• What is required: Extract the listing in its entirety, keeping each line identical to the original.

• Extracted records:
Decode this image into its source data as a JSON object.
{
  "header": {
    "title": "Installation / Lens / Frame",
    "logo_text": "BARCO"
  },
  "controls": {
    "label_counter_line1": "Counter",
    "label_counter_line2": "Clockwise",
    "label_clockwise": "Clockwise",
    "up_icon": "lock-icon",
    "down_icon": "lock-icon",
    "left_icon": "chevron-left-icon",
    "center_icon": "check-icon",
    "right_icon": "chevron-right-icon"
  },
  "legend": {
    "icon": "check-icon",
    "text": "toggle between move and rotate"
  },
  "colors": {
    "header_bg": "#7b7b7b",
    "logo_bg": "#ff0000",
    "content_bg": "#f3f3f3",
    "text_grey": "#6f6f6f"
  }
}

• Task result:
Decode this image into its source data as a JSON object.
{
  "header": {
    "title": "Installation / Lens / Frame",
    "logo_text": "BARCO"
  },
  "controls": {
    "label_counter_line1": "Counter",
    "label_counter_line2": "Clockwise",
    "label_clockwise": "Clockwise",
    "up_icon": "lock-icon",
    "down_icon": "lock-icon",
    "left_icon": "chevron-left-icon",
    "center_icon": "check-icon",
    "right_icon": "chevron-right-icon"
  },
  "legend": {
    "icon": "check-icon",
    "text": "toggle between move and rotate"
  },
  "colors": {
    "header_bg": "#7b7b7b",
    "logo_bg": "#ff0000",
    "content_bg": "#f3f3f3",
    "text_grey": "#6f6f6f"
  }
}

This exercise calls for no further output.